Unlike an ordinary veil, a yashmak contains a head-veil and a face-veil in one, thus consisting of two pieces of fine muslin, one tied across the face under the nose, and the other tied across the forehead draping the head.
A yashmak can also include a rectangle of woven black horsehair attached close to the temples and sloping down like an awning to cover the face, called peçe, or it can be a veil covered with pieces of lace, having slits for the eyes, tied behind the head by strings and sometimes supported over the nose by a small piece of gold.
- Adrienne Lynn Edgar (5 September 2006). Tribal Nation: The Making of Soviet Turkmenistan.
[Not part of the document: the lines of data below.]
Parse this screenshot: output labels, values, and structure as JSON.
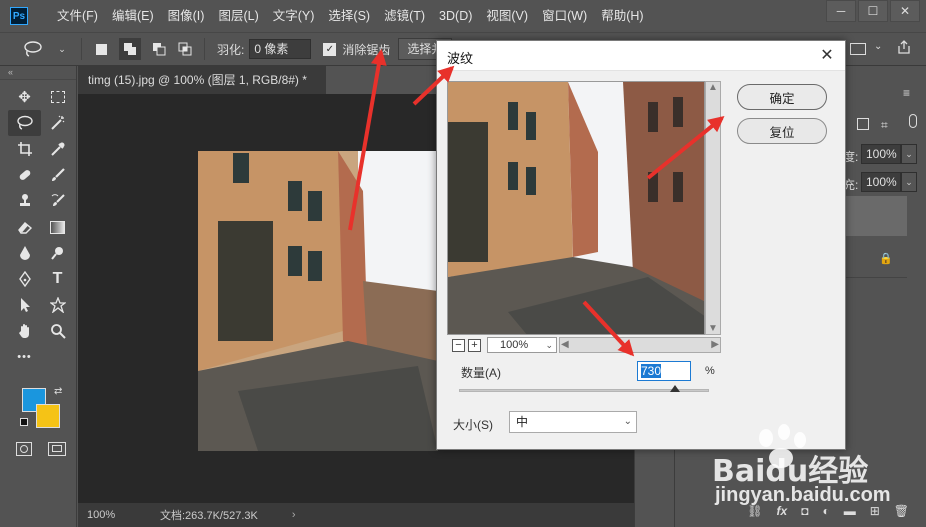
{
  "app": {
    "logo": "Ps"
  },
  "menu": [
    "文件(F)",
    "编辑(E)",
    "图像(I)",
    "图层(L)",
    "文字(Y)",
    "选择(S)",
    "滤镜(T)",
    "3D(D)",
    "视图(V)",
    "窗口(W)",
    "帮助(H)"
  ],
  "window_controls": {
    "minimize": "─",
    "maximize": "☐",
    "close": "✕"
  },
  "options": {
    "feather_label": "羽化:",
    "feather_value": "0 像素",
    "antialias_label": "消除锯齿",
    "antialias_checked": true,
    "select_mask": "选择并"
  },
  "toolbar": {
    "collapse": "«",
    "more": "•••"
  },
  "colors": {
    "foreground": "#1a96de",
    "background": "#f5c316",
    "accent": "#1c7ad3",
    "arrow": "#e8312b"
  },
  "document": {
    "tab": "timg (15).jpg @ 100% (图层 1, RGB/8#) *",
    "zoom": "100%",
    "doc_size": "文档:263.7K/527.3K",
    "status_arrow": "›"
  },
  "panels": {
    "opacity_label": "度:",
    "opacity_value": "100%",
    "fill_label": "充:",
    "fill_value": "100%"
  },
  "dialog": {
    "title": "波纹",
    "ok": "确定",
    "reset": "复位",
    "zoom_value": "100%",
    "amount_label": "数量(A)",
    "amount_value": "730",
    "amount_unit": "%",
    "amount_fraction": 0.865,
    "size_label": "大小(S)",
    "size_value": "中"
  },
  "watermark": {
    "brand": "Baidu经验",
    "url": "jingyan.baidu.com"
  }
}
Princeton University Press. pp. 235–238. ISBN 978-1-4008-4429-6.
- Gillian Vogelsang-Eastwood; W. J. Vogelsang (1 December 2008). Covering the Moon: An Introduction to Middle Eastern Face Veils. Peeters. pp. 61–63. ISBN 978-90-429-1990-7.